__WORK REQUIRED__.
Only the lines holding "http" are wanted here; copy each from the listing.

__RECORDED INFORMATION__.

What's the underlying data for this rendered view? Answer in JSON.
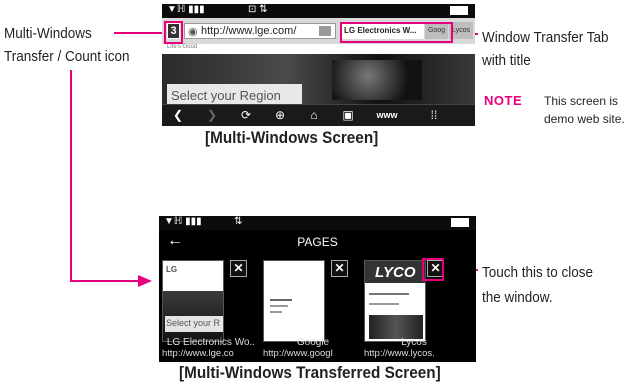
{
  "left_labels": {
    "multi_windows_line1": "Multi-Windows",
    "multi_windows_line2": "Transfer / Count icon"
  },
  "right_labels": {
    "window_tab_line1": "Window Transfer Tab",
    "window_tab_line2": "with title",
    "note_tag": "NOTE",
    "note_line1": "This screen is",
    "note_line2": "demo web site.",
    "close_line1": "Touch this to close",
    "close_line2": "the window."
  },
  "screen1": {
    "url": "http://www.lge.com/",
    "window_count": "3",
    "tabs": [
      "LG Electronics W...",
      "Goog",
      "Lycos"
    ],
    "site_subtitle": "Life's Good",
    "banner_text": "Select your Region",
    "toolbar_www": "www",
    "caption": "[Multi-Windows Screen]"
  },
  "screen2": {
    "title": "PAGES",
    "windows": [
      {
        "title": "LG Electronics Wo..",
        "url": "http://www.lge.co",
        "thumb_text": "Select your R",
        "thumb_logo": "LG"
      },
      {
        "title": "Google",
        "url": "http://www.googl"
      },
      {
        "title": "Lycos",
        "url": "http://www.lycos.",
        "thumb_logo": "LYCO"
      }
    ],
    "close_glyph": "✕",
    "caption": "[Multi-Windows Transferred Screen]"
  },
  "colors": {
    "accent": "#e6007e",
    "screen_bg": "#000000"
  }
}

__EXERCISE SOLUTION__.
    "url": "http://www.lge.com/",
        "url": "http://www.lge.co",
        "url": "http://www.googl"
        "url": "http://www.lycos.",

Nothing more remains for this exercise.